Over the Christmas and New Year season, Quraysha Ismail Sooliman, South African Muslimah scholar and lecturer in Political Studies at the University of Pretoria, was on her way out of the country with her family. At Oliver Tambo International Airport in Johannesburg, she and her daughters were stopped at passport control, and one of her daughters was asked to remove her headscarf in order to be properly identified. The same happened upon their return, when her second daughter was asked the same, both times in an abrupt and condescending tone.
Sooliman, who happens to be an outspoken gender-activist, decided to write to South African Home Affairs, stating,
“We are South African citizens and highly offended by this attitude. If rights are being violated due to ignorance by home affairs officials then such behaviour needs to be corrected. We do not wear face veils so the demand to have the head covering removed violates constitutional rights.”
She further stated, “I am raising this issue because I do not want to see an escalation of ‘Islamophobia around hijab’ in our beautiful country.”

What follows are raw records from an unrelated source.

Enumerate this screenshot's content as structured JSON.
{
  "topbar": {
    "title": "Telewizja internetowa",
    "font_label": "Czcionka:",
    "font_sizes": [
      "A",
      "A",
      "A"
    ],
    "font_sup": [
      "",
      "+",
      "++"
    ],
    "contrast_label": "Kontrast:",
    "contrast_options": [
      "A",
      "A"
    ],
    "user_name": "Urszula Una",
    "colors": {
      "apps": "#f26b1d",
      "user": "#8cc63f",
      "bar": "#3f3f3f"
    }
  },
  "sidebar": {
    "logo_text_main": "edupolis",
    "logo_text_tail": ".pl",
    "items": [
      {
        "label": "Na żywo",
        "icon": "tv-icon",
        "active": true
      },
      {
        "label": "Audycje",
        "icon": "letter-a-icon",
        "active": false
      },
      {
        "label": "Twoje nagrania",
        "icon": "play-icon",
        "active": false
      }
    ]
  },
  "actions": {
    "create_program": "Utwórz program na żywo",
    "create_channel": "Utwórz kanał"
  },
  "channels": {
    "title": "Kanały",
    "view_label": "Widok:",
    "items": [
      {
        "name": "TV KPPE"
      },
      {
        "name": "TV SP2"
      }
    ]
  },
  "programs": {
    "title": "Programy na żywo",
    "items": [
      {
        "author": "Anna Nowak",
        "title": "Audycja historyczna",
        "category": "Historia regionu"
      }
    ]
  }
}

The reason I discuss this story here is two-fold. Firstly, the issue appeared in the media (both print and radio), with other Muslim women coming forward to report being handled in the same way. Secondly, the way in which Muslim women themselves took this story up, using the mainstream South African media to voice their concerns, is representative of their emerging voice in broader society.

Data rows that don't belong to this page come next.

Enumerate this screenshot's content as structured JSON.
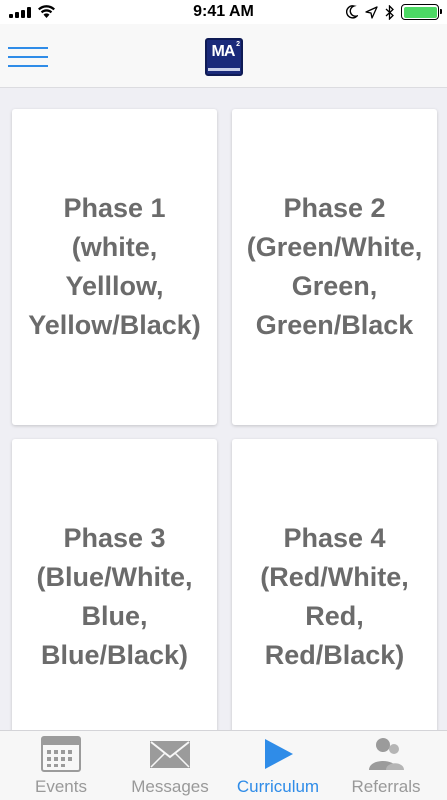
{
  "status_bar": {
    "time": "9:41 AM",
    "icons": [
      "signal-icon",
      "wifi-icon",
      "moon-icon",
      "location-icon",
      "bluetooth-icon",
      "battery-icon"
    ],
    "battery_level": 1.0,
    "battery_color": "#4cd964"
  },
  "nav": {
    "menu_icon": "hamburger-menu-icon",
    "logo_text": "MA",
    "logo_superscript": "2",
    "accent_color": "#2f8ce8",
    "logo_color": "#1a2a7a"
  },
  "phases": [
    {
      "label": "Phase 1\n(white,\nYelllow,\nYellow/Black)"
    },
    {
      "label": "Phase 2\n(Green/White,\nGreen,\nGreen/Black"
    },
    {
      "label": "Phase 3\n(Blue/White,\nBlue,\nBlue/Black)"
    },
    {
      "label": "Phase 4\n(Red/White,\nRed,\nRed/Black)"
    }
  ],
  "tabs": [
    {
      "label": "Events",
      "icon": "calendar-icon",
      "active": false
    },
    {
      "label": "Messages",
      "icon": "envelope-icon",
      "active": false
    },
    {
      "label": "Curriculum",
      "icon": "play-icon",
      "active": true
    },
    {
      "label": "Referrals",
      "icon": "people-icon",
      "active": false
    }
  ]
}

One of the first to report on this story was the Mail & Guardian. Fatima Asmal-Motala, freelance journalist and Muslimah activist, who herself experienced discrimination for wearing a headscarf when applying for a passport, reported for the paper. Her story included a detailed interview with Sooliman, as well another woman who was asked to remove her headscarf, and a response from a Home Affairs representative. Her story allowed the women to speak for themselves, explaining why the incidents upset them to the extent it did – particularly in the very tolerant South African context, where all forms of religion and dress are usually respected. The headline however, “Headscarves Raise Hackles” left much to be desired, giving the impression the women were kicking up a fuss for petty reasons.
Sooliman and Asmal-Motala were also interviewed on the national radio station SAfm, where they posed important questions directly to Home Affairs, and other Muslim women were given the chance to call in to report similar experiences. Their interview brought to the mainstream society’s attention the independent voices of Muslim women, in protesting about matters they believe to be an infringement of their religious rights.Other media outlets like Sunday Times and IOL also reported on the story, making sure to quote Sooliman, who always maintained that “We do not want special favours but want to be treated with dignity and respect,” and asked the pressing questions, “Is there religious freedom in South Africa or is it also going to be eroded? Is there legislation that states that Muslim women cannot submit photographs for passports or ID documents with a headscarf?”
However, the Sunday Times article inaccurately in the headline that “Home Affairs orders headscarves off.” A few misinformed officials did request some Muslim women to remove their head-coverings, but Home Affairs have assured the Muslim community that any checks would have to be conducted privately, and headscarves are acceptable in ID photographs.
The establishment also decided to run a public-poll asking whether Muslim women should be allowed to wear headscarves at passport-control. The poll question was problematic in that it opened up discussions on options that are clearly already the constitutional rights of Muslim women, allowing the public to decide for Muslim women what makes suitable travel gear.
Other websites that picked up on the story grossly conflated the issue of headscarves with face-veils, posting pictures of women with their faces covered in their stories, showing little understanding of the nuances and heterogeneity of Muslim women.
Muslim media responded to the incidences as well, with the Voice of the Cape reporting no less than five articles dedicated to the issue, including interviews from various affected women, facts from religious bodies regarding their correspondence with government, detailed information from Home Affairs on what exactly constitutes proper garb for photographs and their protocol for security checks; thereby assuaging any frenzy that could have ensued.
These isolated incidents were given a lot of media attention, and I am particularly happy it resulted in so many Muslim women having a say on a concern that affects them personally, at a national level.